  8. The pictures are of wider box dulcimers. Six inches is adequate for this project. If you want a throatier sound, by all means make it wider. Put your own stamp on it. That's why you go to the trouble of making your own instruments. One of the most interesting homemade instruments I ever saw was made from a banjo neck and a bedpan. On this banjo, the pot was really a "pot".

  9. I'm interested in making one of these instuments and am currently drawing a plan using CAD. I can't quite work out step 5:

    Step 5
    Cut two bridges from hardwood. The one for the heel should be 1 ½ inches wide, 1 ¼ inches tall by ¼ inches thick. The second is 1/8 inch thick by 1 ½ inch by ¼ inch tall.

    Where exactly does this bridge fit? The photographs all seem to be of differently constructed instruments to the one described in the instructions.


  10. See my comment above about the VSL calculation. It allows you to play around with the distances from the nut to the bridge and adjusts the frets accordingly via the calculator.

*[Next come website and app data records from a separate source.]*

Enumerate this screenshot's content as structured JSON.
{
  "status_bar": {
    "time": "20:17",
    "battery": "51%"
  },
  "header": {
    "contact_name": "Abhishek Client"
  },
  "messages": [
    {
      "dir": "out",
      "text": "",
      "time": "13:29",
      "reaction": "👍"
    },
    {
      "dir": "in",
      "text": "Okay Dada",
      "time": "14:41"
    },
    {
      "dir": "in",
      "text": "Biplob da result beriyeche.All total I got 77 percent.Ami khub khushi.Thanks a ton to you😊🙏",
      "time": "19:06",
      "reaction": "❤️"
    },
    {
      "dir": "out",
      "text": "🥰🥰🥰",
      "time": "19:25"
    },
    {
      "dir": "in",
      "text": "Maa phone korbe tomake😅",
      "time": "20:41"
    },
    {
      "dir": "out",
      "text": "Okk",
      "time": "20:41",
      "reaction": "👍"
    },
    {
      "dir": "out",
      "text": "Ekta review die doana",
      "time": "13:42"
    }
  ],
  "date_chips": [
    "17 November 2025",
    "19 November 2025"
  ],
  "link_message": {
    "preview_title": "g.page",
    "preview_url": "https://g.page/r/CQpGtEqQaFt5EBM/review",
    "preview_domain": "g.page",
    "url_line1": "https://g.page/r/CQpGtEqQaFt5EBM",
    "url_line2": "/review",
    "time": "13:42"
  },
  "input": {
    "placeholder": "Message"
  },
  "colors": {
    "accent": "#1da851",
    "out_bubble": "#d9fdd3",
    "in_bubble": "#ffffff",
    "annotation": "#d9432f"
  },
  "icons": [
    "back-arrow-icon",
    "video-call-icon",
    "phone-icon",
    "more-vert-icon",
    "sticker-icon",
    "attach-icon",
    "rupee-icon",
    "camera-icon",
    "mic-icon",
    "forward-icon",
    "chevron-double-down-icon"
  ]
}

You can simply put the bridge where you want it and then set the fret spacing accordingly using the calculator. This will change the spacing of the frets. If you prefer a more standard fret spacing, just measure another dulcimer and copy it's string length. The fret calculator will lay out fret spacing to match.

    Sorry about the confusion. I showed a full and partial length fretboard. You can do it either way. If you use a partial lenght fretboard, you can cut a sound hole under where you strike the string and get a more guitar-like sound from the strings, especially if you build a larger sound box for it.

    Send pictures or drawings if you would. I'd love to post them here. - Tom

  11. Thank you for sharing your hard working experience. I would love to know if you have one you want to sell. I am looking for a box dulcimer. Do you? Is doesn't matter if it is used. Just in case you do, I am asking. Thank you very much.